● EXERCISE PROMPT
Your output should repeat the entries below exactly. It should contain no images.

● Page and application data records
■ ■ ■
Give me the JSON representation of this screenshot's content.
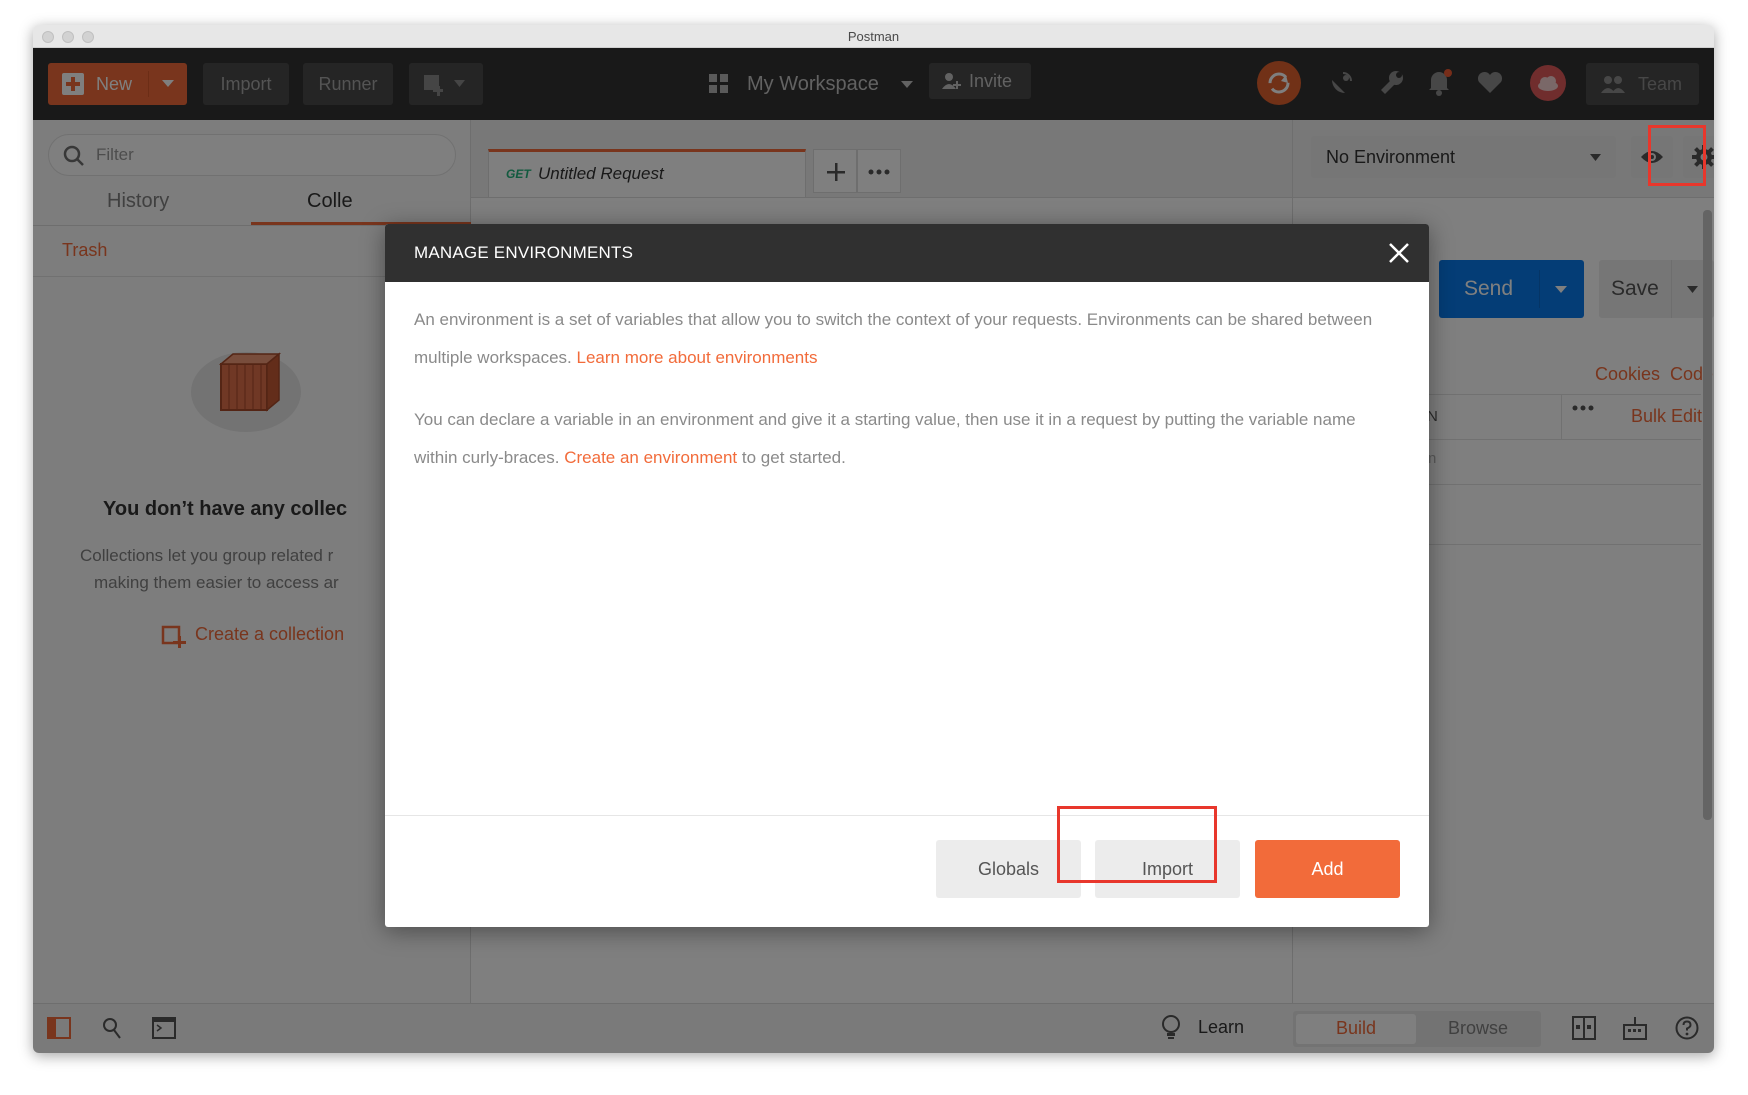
{
  "window": {
    "title": "Postman"
  },
  "header": {
    "new_label": "New",
    "import_label": "Import",
    "runner_label": "Runner",
    "workspace_label": "My Workspace",
    "invite_label": "Invite",
    "team_label": "Team"
  },
  "sidebar": {
    "filter_placeholder": "Filter",
    "tabs": [
      {
        "label": "History"
      },
      {
        "label": "Colle"
      }
    ],
    "trash_label": "Trash",
    "empty_title": "You don’t have any collec",
    "empty_line1": "Collections let you group related r",
    "empty_line2": "making them easier to access ar",
    "create_collection_label": "Create a collection"
  },
  "request_tab": {
    "method": "GET",
    "name": "Untitled Request"
  },
  "environment": {
    "selected": "No Environment"
  },
  "request_panel": {
    "send_label": "Send",
    "save_label": "Save",
    "cookies_label": "Cookies",
    "code_label": "Code",
    "col_fragment": "N",
    "row_fragment": "n",
    "bulk_edit_label": "Bulk Edit"
  },
  "modal": {
    "title": "MANAGE ENVIRONMENTS",
    "p1_text_a": "An environment is a set of variables that allow you to switch the context of your requests. Environments can be shared between multiple workspaces. ",
    "p1_link": "Learn more about environments",
    "p2_text_a": "You can declare a variable in an environment and give it a starting value, then use it in a request by putting the variable name within curly-braces. ",
    "p2_link": "Create an environment",
    "p2_text_b": " to get started.",
    "globals_label": "Globals",
    "import_label": "Import",
    "add_label": "Add"
  },
  "statusbar": {
    "learn_label": "Learn",
    "build_label": "Build",
    "browse_label": "Browse"
  },
  "colors": {
    "accent": "#f26b3a",
    "send_blue": "#097bed",
    "header_bg": "#333333",
    "highlight_red": "#e8372c"
  },
  "icons": [
    "plus-icon",
    "caret-down-icon",
    "grid-icon",
    "add-user-icon",
    "sync-icon",
    "satellite-icon",
    "wrench-icon",
    "bell-icon",
    "heart-icon",
    "cloud-icon",
    "team-icon",
    "search-icon",
    "eye-icon",
    "gear-icon",
    "close-icon",
    "lightbulb-icon",
    "help-icon"
  ]
}
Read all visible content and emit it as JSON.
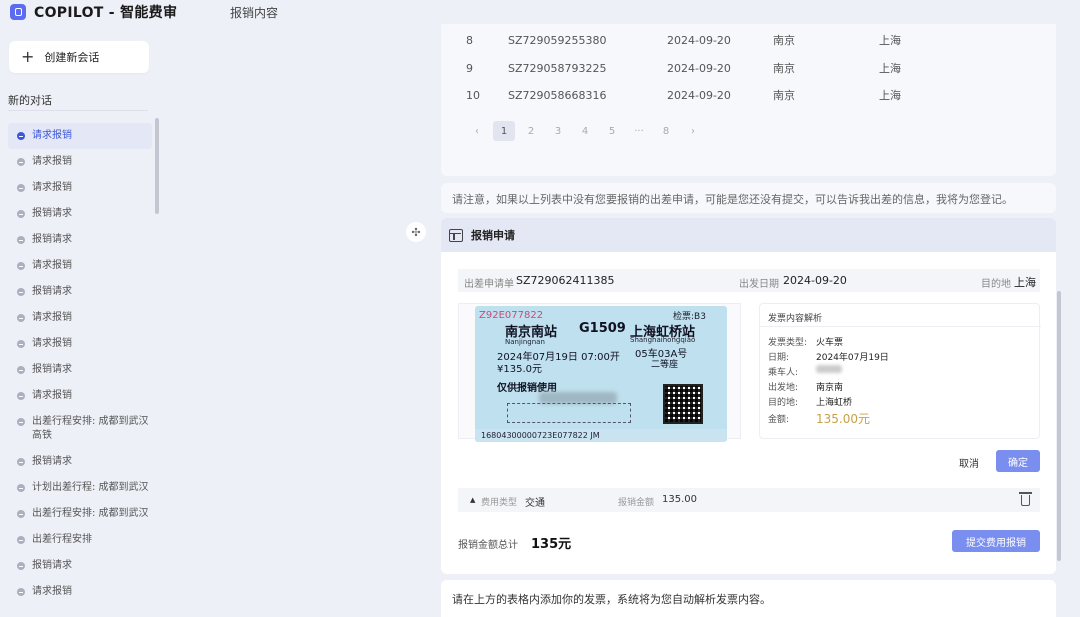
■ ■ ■
● ANSWER TO THIS TASK
Give me the JSON representation of this screenshot's content.
{
  "window": {
    "title": "Postman"
  },
  "header": {
    "new_label": "New",
    "import_label": "Import",
    "runner_label": "Runner",
    "workspace_label": "My Workspace",
    "invite_label": "Invite",
    "team_label": "Team"
  },
  "sidebar": {
    "filter_placeholder": "Filter",
    "tabs": [
      {
        "label": "History"
      },
      {
        "label": "Colle"
      }
    ],
    "trash_label": "Trash",
    "empty_title": "You don’t have any collec",
    "empty_line1": "Collections let you group related r",
    "empty_line2": "making them easier to access ar",
    "create_collection_label": "Create a collection"
  },
  "request_tab": {
    "method": "GET",
    "name": "Untitled Request"
  },
  "environment": {
    "selected": "No Environment"
  },
  "request_panel": {
    "send_label": "Send",
    "save_label": "Save",
    "cookies_label": "Cookies",
    "code_label": "Code",
    "col_fragment": "N",
    "row_fragment": "n",
    "bulk_edit_label": "Bulk Edit"
  },
  "modal": {
    "title": "MANAGE ENVIRONMENTS",
    "p1_text_a": "An environment is a set of variables that allow you to switch the context of your requests. Environments can be shared between multiple workspaces. ",
    "p1_link": "Learn more about environments",
    "p2_text_a": "You can declare a variable in an environment and give it a starting value, then use it in a request by putting the variable name within curly-braces. ",
    "p2_link": "Create an environment",
    "p2_text_b": " to get started.",
    "globals_label": "Globals",
    "import_label": "Import",
    "add_label": "Add"
  },
  "statusbar": {
    "learn_label": "Learn",
    "build_label": "Build",
    "browse_label": "Browse"
  },
  "colors": {
    "accent": "#f26b3a",
    "send_blue": "#097bed",
    "header_bg": "#333333",
    "highlight_red": "#e8372c"
  },
  "icons": [
    "plus-icon",
    "caret-down-icon",
    "grid-icon",
    "add-user-icon",
    "sync-icon",
    "satellite-icon",
    "wrench-icon",
    "bell-icon",
    "heart-icon",
    "cloud-icon",
    "team-icon",
    "search-icon",
    "eye-icon",
    "gear-icon",
    "close-icon",
    "lightbulb-icon",
    "help-icon"
  ]
}
Read all visible content and emit it as JSON.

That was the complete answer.